> Work task
Look for the string "quit" in the listing below and copy every line in which it appears.

━━━━━━━━━━━━━━━━

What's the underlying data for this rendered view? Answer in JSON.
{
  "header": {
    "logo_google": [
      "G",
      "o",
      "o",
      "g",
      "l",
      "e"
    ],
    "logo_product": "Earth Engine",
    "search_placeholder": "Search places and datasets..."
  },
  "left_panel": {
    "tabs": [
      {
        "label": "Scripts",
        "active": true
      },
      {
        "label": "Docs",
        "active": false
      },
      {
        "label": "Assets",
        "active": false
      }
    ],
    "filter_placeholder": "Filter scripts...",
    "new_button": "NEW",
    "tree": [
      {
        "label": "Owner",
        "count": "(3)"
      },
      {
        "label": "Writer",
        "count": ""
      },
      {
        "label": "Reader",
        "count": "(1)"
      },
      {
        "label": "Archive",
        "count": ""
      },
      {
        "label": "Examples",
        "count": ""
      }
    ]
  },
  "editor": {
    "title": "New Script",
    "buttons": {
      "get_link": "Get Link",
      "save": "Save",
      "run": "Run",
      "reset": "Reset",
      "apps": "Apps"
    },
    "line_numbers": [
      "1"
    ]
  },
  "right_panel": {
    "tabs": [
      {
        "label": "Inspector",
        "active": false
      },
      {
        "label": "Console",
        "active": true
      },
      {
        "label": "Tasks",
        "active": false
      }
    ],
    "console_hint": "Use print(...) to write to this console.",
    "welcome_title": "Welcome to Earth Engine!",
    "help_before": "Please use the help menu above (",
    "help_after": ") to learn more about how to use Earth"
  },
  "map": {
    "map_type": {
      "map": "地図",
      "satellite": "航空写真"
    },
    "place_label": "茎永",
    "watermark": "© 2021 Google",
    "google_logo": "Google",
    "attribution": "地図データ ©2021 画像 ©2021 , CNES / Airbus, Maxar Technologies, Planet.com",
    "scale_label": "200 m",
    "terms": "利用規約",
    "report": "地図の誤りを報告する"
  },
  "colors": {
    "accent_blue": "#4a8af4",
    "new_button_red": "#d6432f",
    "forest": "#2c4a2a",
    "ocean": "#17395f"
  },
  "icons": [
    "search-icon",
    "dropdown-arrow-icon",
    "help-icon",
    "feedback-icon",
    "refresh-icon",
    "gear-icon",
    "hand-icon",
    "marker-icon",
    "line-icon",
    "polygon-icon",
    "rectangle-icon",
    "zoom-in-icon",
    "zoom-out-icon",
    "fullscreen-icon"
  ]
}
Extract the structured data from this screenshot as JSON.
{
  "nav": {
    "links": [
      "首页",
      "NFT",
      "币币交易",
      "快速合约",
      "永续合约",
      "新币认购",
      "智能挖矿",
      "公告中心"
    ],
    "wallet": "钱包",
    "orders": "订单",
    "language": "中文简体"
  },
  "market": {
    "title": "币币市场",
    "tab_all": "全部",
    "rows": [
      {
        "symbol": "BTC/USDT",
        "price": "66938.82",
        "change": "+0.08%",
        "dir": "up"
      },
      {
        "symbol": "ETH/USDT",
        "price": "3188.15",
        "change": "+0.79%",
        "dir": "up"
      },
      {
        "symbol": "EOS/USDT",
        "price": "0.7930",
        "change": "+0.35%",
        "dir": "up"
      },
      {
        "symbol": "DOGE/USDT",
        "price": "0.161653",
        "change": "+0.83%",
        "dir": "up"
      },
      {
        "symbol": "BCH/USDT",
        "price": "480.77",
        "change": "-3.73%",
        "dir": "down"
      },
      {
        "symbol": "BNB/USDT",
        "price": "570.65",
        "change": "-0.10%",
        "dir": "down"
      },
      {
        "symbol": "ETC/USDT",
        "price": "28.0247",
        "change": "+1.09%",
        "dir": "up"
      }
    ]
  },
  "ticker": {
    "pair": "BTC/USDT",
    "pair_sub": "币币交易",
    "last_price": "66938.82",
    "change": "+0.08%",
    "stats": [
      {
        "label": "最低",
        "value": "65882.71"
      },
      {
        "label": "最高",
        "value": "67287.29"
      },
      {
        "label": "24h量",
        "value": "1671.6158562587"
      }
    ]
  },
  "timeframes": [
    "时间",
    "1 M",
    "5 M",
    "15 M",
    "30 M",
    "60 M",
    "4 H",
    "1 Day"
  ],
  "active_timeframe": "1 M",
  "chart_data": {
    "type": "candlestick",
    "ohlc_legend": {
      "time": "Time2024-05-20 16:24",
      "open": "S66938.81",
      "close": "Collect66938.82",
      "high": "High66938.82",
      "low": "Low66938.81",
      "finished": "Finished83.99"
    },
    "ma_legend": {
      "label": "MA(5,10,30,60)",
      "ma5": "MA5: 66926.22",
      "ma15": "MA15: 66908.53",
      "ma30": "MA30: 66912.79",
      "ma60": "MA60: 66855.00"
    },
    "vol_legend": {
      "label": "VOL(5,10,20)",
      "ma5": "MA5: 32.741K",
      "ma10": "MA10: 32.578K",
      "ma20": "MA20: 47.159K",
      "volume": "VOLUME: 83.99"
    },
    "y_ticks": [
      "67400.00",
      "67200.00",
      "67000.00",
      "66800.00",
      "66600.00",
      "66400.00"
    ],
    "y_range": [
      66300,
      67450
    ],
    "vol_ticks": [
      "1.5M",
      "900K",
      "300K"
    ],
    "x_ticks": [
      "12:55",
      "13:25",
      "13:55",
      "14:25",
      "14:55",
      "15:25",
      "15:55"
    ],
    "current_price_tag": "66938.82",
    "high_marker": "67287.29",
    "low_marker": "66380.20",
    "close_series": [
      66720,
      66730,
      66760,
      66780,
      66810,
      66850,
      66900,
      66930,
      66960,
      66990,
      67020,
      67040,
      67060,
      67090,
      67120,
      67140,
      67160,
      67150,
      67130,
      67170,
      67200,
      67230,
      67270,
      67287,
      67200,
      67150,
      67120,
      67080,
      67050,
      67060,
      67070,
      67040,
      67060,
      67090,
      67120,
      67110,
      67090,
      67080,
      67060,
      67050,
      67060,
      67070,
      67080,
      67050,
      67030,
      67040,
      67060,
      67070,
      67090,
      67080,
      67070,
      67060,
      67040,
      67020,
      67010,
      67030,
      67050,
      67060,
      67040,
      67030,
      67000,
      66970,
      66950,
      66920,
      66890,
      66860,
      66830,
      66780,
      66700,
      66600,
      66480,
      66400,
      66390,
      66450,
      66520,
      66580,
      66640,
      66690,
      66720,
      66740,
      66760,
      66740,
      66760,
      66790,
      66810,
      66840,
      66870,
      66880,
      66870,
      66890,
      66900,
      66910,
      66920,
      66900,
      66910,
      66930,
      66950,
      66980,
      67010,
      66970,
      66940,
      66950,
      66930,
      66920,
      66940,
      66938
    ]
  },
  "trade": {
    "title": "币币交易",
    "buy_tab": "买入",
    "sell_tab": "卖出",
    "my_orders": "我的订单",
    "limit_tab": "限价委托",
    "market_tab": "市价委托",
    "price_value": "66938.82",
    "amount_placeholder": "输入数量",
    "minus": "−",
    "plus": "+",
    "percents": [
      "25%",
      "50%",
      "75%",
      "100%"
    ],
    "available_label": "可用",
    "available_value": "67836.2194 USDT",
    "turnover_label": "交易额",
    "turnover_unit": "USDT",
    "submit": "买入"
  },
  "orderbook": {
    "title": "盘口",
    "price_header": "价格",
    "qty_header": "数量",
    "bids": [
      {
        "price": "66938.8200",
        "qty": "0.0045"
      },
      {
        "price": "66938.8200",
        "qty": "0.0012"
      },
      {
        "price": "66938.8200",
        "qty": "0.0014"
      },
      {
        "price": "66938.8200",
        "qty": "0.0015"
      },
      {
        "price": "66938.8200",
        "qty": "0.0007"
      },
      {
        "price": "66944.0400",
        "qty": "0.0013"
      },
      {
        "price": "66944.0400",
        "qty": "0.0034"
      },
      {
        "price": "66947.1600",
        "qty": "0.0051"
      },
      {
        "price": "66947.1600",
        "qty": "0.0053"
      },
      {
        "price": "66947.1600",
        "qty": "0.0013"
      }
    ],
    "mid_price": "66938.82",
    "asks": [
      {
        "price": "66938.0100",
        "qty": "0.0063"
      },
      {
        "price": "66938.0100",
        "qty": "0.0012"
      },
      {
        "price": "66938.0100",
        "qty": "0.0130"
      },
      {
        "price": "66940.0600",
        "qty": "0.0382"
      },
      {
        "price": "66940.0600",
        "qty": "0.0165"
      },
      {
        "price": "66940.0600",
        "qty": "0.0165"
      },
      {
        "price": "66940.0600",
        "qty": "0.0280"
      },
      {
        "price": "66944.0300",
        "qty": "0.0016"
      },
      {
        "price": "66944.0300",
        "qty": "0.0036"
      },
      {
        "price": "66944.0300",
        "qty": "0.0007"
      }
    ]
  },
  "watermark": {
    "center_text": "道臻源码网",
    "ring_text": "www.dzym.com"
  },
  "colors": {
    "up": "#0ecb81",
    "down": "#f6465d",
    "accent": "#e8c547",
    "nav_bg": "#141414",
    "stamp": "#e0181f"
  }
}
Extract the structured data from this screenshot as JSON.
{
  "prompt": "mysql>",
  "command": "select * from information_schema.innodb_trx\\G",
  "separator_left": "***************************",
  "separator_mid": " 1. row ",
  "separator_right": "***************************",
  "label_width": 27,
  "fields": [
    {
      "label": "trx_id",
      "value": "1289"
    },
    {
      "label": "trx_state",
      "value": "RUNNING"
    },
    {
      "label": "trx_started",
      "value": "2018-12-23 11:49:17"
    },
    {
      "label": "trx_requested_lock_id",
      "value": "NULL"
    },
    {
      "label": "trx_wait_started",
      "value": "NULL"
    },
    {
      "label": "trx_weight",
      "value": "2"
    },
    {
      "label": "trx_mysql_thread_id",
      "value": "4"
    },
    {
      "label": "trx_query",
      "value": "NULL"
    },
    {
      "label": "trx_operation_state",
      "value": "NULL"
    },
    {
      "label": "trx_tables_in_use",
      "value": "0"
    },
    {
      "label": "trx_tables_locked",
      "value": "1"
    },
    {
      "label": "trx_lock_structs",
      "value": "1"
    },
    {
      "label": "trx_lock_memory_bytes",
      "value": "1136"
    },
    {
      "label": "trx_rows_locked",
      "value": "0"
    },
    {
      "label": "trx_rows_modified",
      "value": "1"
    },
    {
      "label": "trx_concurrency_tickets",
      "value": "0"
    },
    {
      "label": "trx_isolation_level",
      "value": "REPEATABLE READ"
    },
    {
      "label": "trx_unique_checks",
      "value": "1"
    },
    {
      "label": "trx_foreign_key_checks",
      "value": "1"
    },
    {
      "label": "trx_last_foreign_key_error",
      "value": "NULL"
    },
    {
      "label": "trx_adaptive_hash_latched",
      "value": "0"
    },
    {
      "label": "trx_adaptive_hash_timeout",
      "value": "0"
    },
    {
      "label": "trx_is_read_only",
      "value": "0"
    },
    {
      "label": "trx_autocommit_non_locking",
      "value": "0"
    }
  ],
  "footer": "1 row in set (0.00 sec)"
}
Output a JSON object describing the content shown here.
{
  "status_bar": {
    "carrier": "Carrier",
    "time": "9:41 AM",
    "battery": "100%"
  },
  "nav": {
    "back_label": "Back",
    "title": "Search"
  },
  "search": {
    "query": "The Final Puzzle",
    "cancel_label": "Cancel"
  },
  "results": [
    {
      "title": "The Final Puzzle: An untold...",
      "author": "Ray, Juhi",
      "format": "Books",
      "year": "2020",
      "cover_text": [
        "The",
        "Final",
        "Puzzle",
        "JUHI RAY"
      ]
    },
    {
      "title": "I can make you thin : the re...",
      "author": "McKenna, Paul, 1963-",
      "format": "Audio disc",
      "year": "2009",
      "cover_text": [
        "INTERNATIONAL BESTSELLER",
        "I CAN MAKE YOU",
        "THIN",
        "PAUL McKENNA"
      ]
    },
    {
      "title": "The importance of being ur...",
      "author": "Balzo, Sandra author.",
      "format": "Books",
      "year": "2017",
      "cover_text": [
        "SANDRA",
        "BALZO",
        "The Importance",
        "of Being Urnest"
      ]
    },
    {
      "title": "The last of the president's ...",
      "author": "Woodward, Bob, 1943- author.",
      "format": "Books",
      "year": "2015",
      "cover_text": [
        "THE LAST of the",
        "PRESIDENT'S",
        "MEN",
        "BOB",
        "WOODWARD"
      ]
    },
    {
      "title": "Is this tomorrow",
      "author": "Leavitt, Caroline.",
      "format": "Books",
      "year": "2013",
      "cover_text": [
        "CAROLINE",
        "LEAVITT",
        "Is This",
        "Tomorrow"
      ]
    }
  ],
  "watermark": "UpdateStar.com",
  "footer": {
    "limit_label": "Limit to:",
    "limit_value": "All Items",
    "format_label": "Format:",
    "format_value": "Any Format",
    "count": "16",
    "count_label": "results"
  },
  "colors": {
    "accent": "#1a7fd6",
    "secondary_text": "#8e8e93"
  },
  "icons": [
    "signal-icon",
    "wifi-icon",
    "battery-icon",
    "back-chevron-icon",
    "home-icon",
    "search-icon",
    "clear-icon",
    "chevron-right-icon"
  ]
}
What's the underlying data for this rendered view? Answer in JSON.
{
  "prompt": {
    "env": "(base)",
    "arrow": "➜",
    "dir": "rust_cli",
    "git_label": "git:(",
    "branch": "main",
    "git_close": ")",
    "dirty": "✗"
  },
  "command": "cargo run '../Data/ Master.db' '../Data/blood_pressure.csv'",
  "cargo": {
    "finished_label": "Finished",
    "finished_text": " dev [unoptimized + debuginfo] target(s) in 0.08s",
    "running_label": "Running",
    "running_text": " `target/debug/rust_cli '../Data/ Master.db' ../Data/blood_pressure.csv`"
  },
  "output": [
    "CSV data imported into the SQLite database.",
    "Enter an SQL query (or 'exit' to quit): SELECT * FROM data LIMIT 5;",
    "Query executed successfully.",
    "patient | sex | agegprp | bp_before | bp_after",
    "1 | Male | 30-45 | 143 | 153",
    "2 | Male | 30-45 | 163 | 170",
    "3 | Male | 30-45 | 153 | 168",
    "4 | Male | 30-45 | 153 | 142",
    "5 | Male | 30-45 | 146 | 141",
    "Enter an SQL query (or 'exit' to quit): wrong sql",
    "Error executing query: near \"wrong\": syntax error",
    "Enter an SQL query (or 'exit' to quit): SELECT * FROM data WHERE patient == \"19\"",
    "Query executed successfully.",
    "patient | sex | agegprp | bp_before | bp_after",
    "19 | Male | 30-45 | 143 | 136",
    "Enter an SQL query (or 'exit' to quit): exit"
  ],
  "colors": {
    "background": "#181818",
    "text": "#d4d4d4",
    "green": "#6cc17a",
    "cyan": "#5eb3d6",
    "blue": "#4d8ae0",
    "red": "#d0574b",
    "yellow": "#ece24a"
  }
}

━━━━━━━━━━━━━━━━

> Written reply
    "Enter an SQL query (or 'exit' to quit): SELECT * FROM data LIMIT 5;",
    "Enter an SQL query (or 'exit' to quit): wrong sql",
    "Enter an SQL query (or 'exit' to quit): SELECT * FROM data WHERE patient == \"19\"",
    "Enter an SQL query (or 'exit' to quit): exit"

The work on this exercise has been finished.